Extracted data entries
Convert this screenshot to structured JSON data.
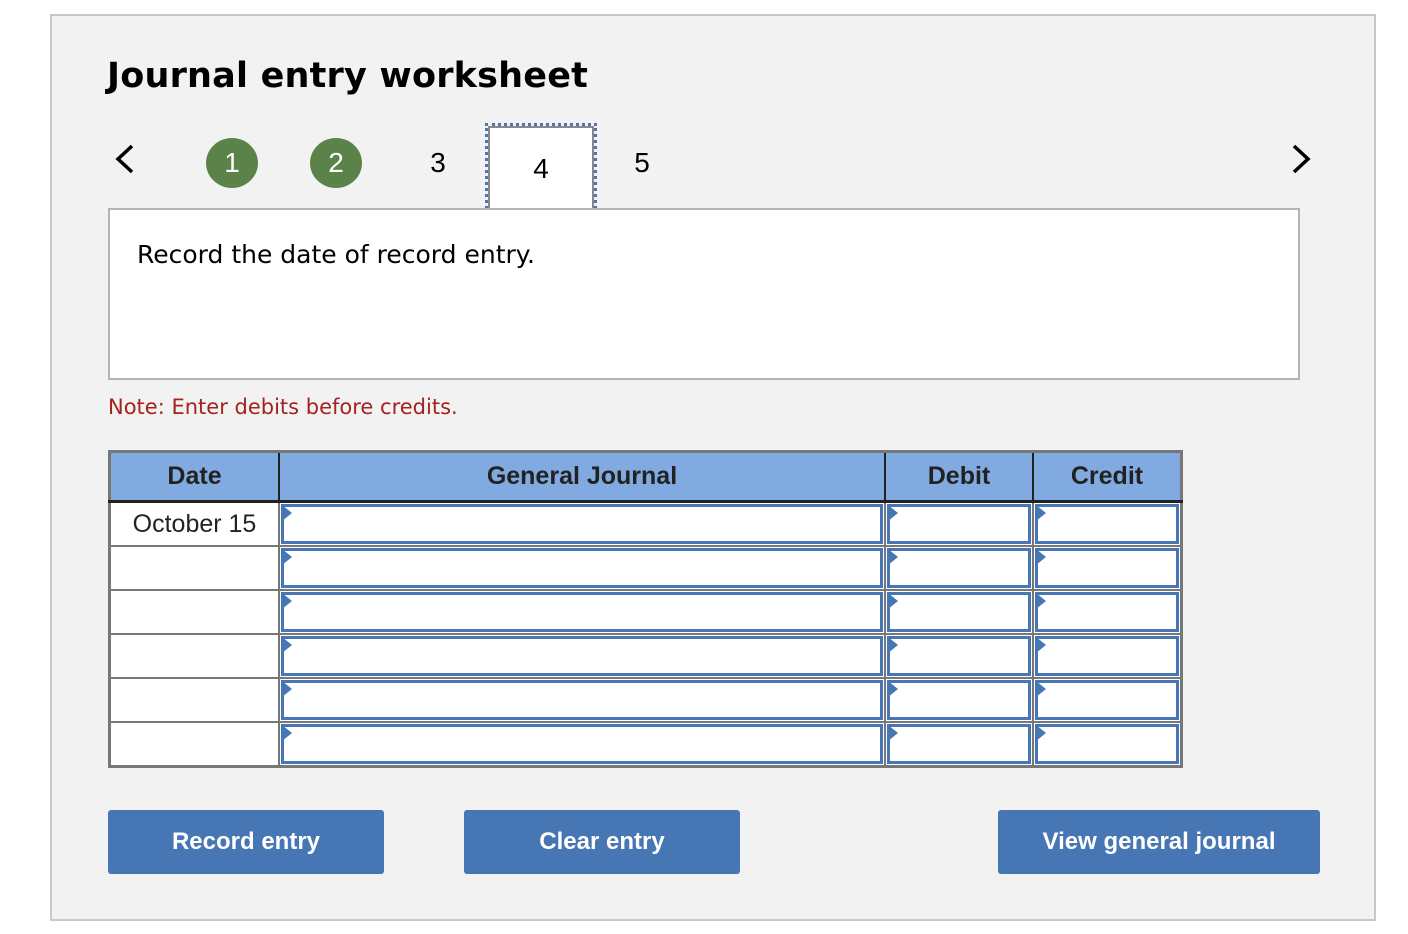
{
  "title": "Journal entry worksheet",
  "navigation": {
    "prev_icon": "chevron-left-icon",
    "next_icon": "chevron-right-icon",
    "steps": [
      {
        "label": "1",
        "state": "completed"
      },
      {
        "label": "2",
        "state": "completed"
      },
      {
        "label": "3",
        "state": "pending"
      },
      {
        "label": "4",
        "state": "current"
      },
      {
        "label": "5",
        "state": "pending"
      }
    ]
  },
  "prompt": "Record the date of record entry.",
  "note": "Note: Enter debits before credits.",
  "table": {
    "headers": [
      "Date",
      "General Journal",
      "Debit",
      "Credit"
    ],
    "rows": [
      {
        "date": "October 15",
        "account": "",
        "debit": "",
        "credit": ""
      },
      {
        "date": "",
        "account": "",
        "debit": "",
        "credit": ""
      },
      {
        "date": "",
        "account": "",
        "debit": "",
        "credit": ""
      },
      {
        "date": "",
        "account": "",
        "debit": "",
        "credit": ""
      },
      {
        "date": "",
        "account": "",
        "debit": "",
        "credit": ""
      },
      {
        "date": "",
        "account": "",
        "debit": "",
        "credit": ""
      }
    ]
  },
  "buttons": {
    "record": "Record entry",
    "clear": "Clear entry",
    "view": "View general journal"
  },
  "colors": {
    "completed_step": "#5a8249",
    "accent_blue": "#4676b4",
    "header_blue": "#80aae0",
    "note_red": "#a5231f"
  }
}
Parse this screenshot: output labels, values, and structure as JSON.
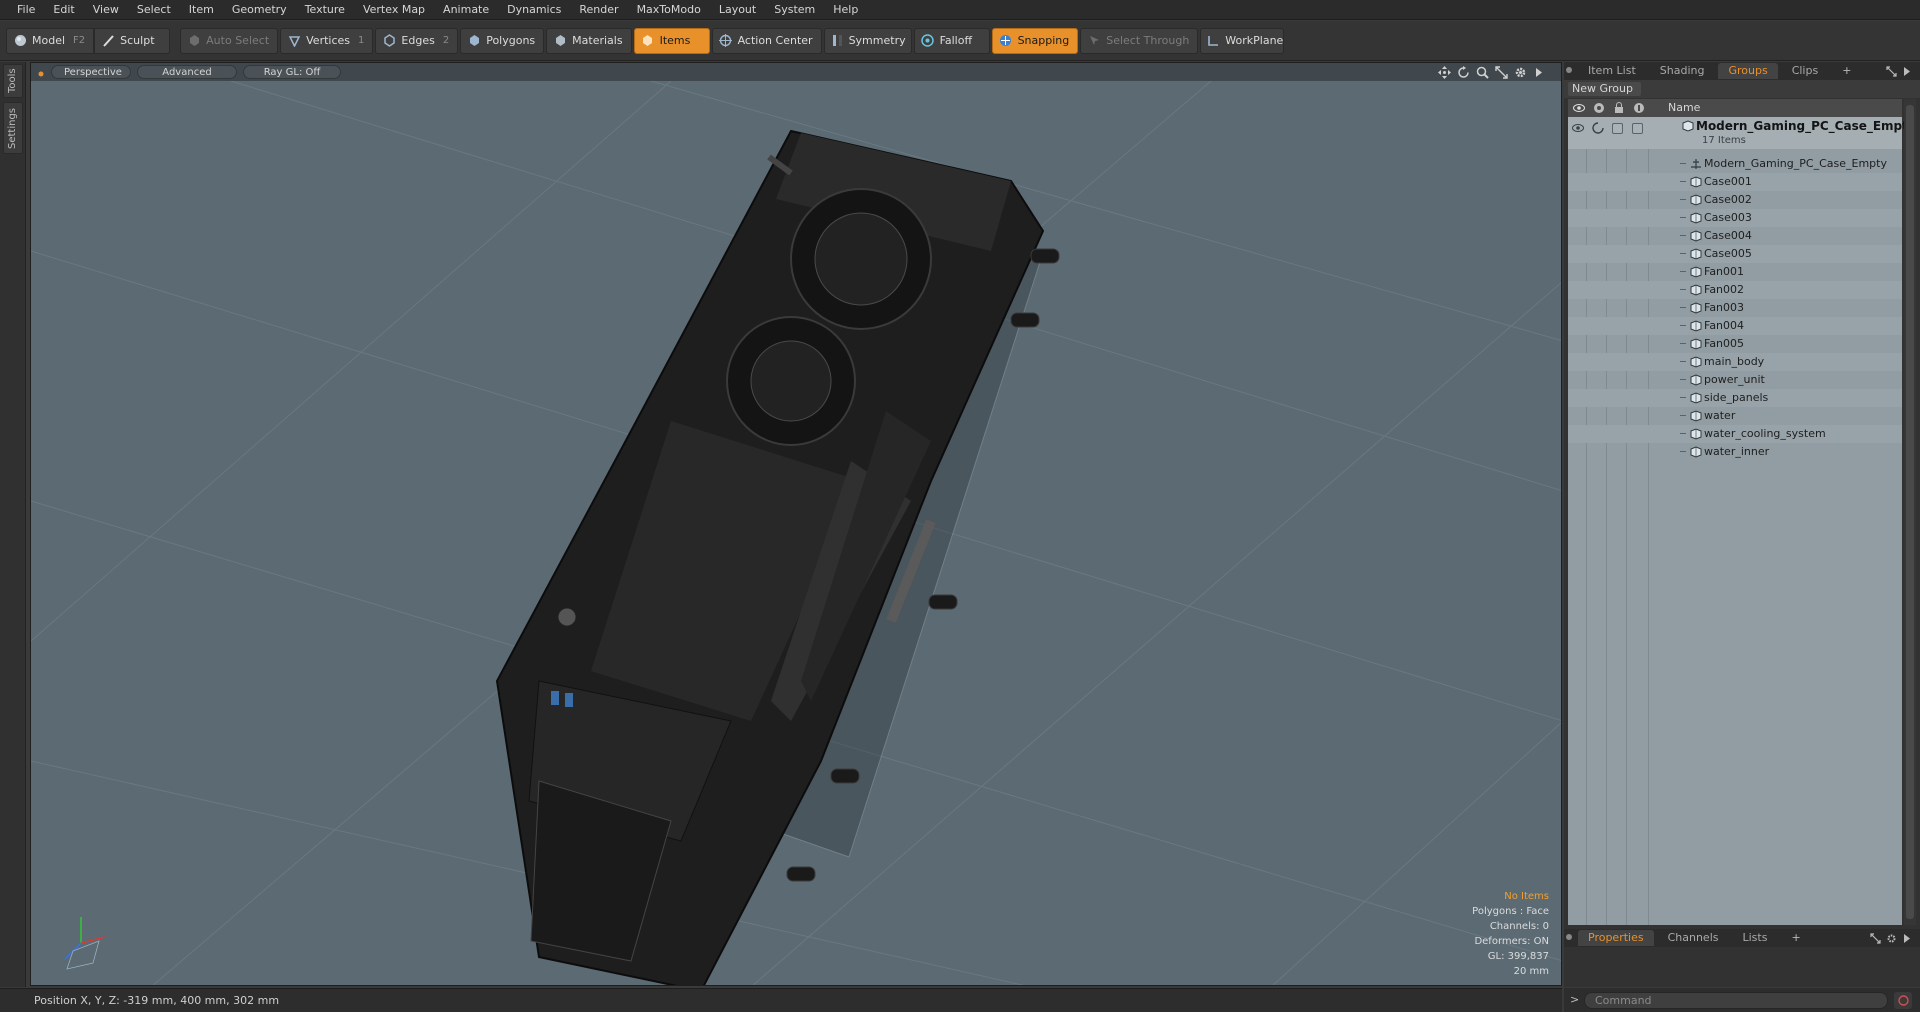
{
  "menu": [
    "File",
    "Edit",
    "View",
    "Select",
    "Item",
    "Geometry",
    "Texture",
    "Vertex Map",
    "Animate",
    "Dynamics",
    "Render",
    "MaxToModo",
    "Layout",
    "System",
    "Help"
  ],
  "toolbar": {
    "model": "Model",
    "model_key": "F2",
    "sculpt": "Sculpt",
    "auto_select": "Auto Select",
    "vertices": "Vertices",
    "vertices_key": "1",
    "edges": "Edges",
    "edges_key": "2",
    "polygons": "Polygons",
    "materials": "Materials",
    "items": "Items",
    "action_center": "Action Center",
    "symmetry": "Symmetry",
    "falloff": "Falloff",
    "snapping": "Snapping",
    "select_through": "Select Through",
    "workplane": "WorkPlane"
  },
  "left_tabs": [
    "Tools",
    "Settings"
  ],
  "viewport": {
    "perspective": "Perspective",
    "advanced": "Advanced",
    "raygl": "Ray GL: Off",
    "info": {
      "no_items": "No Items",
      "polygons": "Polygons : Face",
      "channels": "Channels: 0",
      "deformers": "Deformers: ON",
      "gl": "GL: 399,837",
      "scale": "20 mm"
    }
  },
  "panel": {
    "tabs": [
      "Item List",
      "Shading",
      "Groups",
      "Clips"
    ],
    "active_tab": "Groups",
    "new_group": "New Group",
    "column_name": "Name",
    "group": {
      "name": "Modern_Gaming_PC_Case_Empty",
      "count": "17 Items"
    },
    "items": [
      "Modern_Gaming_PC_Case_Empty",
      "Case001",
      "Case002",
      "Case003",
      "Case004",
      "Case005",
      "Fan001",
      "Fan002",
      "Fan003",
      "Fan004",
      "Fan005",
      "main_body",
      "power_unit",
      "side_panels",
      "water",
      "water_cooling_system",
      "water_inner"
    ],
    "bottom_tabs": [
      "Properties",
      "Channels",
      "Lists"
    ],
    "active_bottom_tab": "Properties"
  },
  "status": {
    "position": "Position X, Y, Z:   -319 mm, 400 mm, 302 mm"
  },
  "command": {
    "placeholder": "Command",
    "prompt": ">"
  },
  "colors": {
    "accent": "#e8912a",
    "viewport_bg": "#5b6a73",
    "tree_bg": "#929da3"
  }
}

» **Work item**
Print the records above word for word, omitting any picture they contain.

» **Result for this task**
Convert this screenshot to structured JSON data.
{
  "title": "Journal entry worksheet",
  "navigation": {
    "prev_icon": "chevron-left-icon",
    "next_icon": "chevron-right-icon",
    "steps": [
      {
        "label": "1",
        "state": "completed"
      },
      {
        "label": "2",
        "state": "completed"
      },
      {
        "label": "3",
        "state": "pending"
      },
      {
        "label": "4",
        "state": "current"
      },
      {
        "label": "5",
        "state": "pending"
      }
    ]
  },
  "prompt": "Record the date of record entry.",
  "note": "Note: Enter debits before credits.",
  "table": {
    "headers": [
      "Date",
      "General Journal",
      "Debit",
      "Credit"
    ],
    "rows": [
      {
        "date": "October 15",
        "account": "",
        "debit": "",
        "credit": ""
      },
      {
        "date": "",
        "account": "",
        "debit": "",
        "credit": ""
      },
      {
        "date": "",
        "account": "",
        "debit": "",
        "credit": ""
      },
      {
        "date": "",
        "account": "",
        "debit": "",
        "credit": ""
      },
      {
        "date": "",
        "account": "",
        "debit": "",
        "credit": ""
      },
      {
        "date": "",
        "account": "",
        "debit": "",
        "credit": ""
      }
    ]
  },
  "buttons": {
    "record": "Record entry",
    "clear": "Clear entry",
    "view": "View general journal"
  },
  "colors": {
    "completed_step": "#5a8249",
    "accent_blue": "#4676b4",
    "header_blue": "#80aae0",
    "note_red": "#a5231f"
  }
}
Parse this screenshot: output labels, values, and structure as JSON.
{
  "menu": [
    "File",
    "Edit",
    "View",
    "Select",
    "Item",
    "Geometry",
    "Texture",
    "Vertex Map",
    "Animate",
    "Dynamics",
    "Render",
    "MaxToModo",
    "Layout",
    "System",
    "Help"
  ],
  "toolbar": {
    "model": "Model",
    "model_key": "F2",
    "sculpt": "Sculpt",
    "auto_select": "Auto Select",
    "vertices": "Vertices",
    "vertices_key": "1",
    "edges": "Edges",
    "edges_key": "2",
    "polygons": "Polygons",
    "materials": "Materials",
    "items": "Items",
    "action_center": "Action Center",
    "symmetry": "Symmetry",
    "falloff": "Falloff",
    "snapping": "Snapping",
    "select_through": "Select Through",
    "workplane": "WorkPlane"
  },
  "left_tabs": [
    "Tools",
    "Settings"
  ],
  "viewport": {
    "perspective": "Perspective",
    "advanced": "Advanced",
    "raygl": "Ray GL: Off",
    "info": {
      "no_items": "No Items",
      "polygons": "Polygons : Face",
      "channels": "Channels: 0",
      "deformers": "Deformers: ON",
      "gl": "GL: 399,837",
      "scale": "20 mm"
    }
  },
  "panel": {
    "tabs": [
      "Item List",
      "Shading",
      "Groups",
      "Clips"
    ],
    "active_tab": "Groups",
    "new_group": "New Group",
    "column_name": "Name",
    "group": {
      "name": "Modern_Gaming_PC_Case_Empty",
      "count": "17 Items"
    },
    "items": [
      "Modern_Gaming_PC_Case_Empty",
      "Case001",
      "Case002",
      "Case003",
      "Case004",
      "Case005",
      "Fan001",
      "Fan002",
      "Fan003",
      "Fan004",
      "Fan005",
      "main_body",
      "power_unit",
      "side_panels",
      "water",
      "water_cooling_system",
      "water_inner"
    ],
    "bottom_tabs": [
      "Properties",
      "Channels",
      "Lists"
    ],
    "active_bottom_tab": "Properties"
  },
  "status": {
    "position": "Position X, Y, Z:   -319 mm, 400 mm, 302 mm"
  },
  "command": {
    "placeholder": "Command",
    "prompt": ">"
  },
  "colors": {
    "accent": "#e8912a",
    "viewport_bg": "#5b6a73",
    "tree_bg": "#929da3"
  }
}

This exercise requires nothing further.